“Address?” I told him my address. He then closed his folder and opened another one. “What connection do you have with Daniel Clays?”
“He’s my ex-boyfriend as of two days ago,” I informed him.
“What evidence do you have for us today?” Officer Gary asked as he got his pen ready. I reached into my purse and pulled out the bag with the knife. He hesitated and saw the sharp, blood-stained silver item.
“This is the knife I found in Ansley Aris’s closet. I found out two days ago that Daniel was cheating on me with Ansley,” I explained. “I searched Ansley’s room for evidence since that is where Daniel had been. I found blood stains on her desk, but nothing else except the knife.” Officer Gary took the bag. “I didn’t touch any part of the knife with my hands. I used her clothing.”
“So you admit to breaking into Ansley Aris’s house? And stealing her clothes?” Officer Gary asked with a deep voice, arching an eyebrow, like a mountain.
“I wouldn’t say I broke into her house. I was friends with her and was allowed to come in whenever I wanted to,” I responded. My heart rapidly beat in my chest.
“Okay, we will hold a court meeting in a week. You may leave,” Officer Gary stated.
When the day for the hearing came, I didn’t have any lawyers or a defense team. It was just me against Ansley.
“Order in the court!” Judge Kathy shouted. “Viviana Mars, you may come up to the stand.”
“Thank you, your honor.” I read the oath as I held my hand on the Holy Bible. An officer conducted the questioning.
“Did you break into the Aris family house?” he prompted.
“But you went in when there was no one home,” the officer stated.
“Yes, that is correct,” I responded.
“Why is that?”

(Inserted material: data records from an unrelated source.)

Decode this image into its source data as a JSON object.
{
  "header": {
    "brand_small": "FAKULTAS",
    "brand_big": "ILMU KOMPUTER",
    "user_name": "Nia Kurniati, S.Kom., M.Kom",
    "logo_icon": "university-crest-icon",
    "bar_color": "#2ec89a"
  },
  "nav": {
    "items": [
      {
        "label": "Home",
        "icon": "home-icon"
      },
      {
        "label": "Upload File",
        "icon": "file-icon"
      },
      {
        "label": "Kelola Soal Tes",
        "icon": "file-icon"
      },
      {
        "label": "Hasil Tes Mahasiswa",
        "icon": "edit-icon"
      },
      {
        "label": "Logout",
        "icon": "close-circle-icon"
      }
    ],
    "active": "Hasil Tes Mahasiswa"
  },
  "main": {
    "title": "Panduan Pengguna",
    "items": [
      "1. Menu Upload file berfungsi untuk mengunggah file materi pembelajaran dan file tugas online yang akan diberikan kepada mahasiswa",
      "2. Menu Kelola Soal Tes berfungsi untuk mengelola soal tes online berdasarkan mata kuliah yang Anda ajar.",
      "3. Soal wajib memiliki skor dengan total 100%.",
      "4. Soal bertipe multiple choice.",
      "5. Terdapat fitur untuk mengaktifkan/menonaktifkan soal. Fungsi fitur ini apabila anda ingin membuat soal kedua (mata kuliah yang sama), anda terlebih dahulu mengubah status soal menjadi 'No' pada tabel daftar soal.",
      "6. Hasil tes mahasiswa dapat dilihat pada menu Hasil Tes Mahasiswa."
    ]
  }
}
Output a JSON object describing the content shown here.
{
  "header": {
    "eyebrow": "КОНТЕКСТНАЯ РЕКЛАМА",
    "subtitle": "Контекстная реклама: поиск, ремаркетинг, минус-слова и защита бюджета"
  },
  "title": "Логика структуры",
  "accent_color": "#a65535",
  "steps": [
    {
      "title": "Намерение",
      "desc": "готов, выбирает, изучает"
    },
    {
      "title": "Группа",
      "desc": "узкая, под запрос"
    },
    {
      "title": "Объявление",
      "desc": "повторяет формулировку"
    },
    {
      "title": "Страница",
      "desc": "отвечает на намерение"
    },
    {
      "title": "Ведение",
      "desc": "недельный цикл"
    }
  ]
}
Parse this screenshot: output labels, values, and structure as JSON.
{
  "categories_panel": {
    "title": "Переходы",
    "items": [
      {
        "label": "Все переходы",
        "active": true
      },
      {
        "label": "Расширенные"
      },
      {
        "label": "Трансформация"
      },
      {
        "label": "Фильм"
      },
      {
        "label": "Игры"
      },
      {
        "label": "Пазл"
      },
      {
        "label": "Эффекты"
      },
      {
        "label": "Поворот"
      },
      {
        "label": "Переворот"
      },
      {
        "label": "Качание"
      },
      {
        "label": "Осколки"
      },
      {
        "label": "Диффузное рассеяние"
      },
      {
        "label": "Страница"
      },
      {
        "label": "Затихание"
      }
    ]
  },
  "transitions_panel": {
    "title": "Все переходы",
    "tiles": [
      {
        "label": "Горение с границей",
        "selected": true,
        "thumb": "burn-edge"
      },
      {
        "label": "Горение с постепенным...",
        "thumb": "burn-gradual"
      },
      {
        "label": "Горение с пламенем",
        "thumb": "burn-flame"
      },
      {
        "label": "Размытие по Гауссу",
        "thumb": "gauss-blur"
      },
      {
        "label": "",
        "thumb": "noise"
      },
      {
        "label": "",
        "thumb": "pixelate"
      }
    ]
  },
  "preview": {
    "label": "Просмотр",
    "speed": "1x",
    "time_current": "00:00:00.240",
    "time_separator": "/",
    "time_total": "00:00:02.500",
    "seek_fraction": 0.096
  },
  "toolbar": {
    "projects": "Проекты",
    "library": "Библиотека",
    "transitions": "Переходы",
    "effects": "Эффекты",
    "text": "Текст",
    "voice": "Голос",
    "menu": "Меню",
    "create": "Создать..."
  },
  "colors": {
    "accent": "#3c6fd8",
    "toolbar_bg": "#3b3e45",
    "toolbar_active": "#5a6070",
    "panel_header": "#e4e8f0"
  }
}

“Well, when Ansley and I became friends, we let each other go in our houses whenever we wanted, without permission,” I explained.
“Okay. Did you steal a piece of clothing from Ansley’s closet?”
“Yes, to keep the evidence clean,” I claimed, making direct eye contact with Ansley. I could see in her eyes that she knew what she did was wrong.
“And you found the evidence… where?” he asked.
“In her closet,” I responded, simply.
“You may go back to your seat.”
“Ansley Aris, to the stand please,” Judge Kathy ordered. She slowly arose and started to shake. She said the oath quietly. She then took her seat at the stand.
“Did you help Daniel cheat on Viviana?” the officer asked. She hesitated with the question.
“Yes,” she said with a shaky voice.
“Did you murder Daniel Clays?” he finally said.
“No.” She looked deep into my eyes. People in the jury gasped. She’s lying.
“Are you sure?” he asked.
“Why was the knife in your closet?” he interrogated. Ansley didn’t respond.
“I did it!” she finally blurted out. “And I was going to get you next!” she shouted as she pointed at me. Murmurs escaped from people in the crowd. The sound of people talking was overwhelming. Judge Kathy slammed her gavel on the desk multiple times.
“Order!” she repeated. When the people calmed down, she started talking again. “I think the verdict is clear. I sentence Ansley Aris to life in prison.”
Ansley broke down in a puddle of tears. She violently sobbed as she was handcuffed and taken away. I smiled in happiness and pain.
“We are still going to test the knife for DNA evidence, Ms. Mars,” Judge Kathy informed.
“Not a problem with me.”
I found out two years later that Ansley’s fingerprints were on the knife, and it was Daniel’s blood. Thanks to my supernatural ability, I later became the world’s best detective. Since then, I’ve never been happier.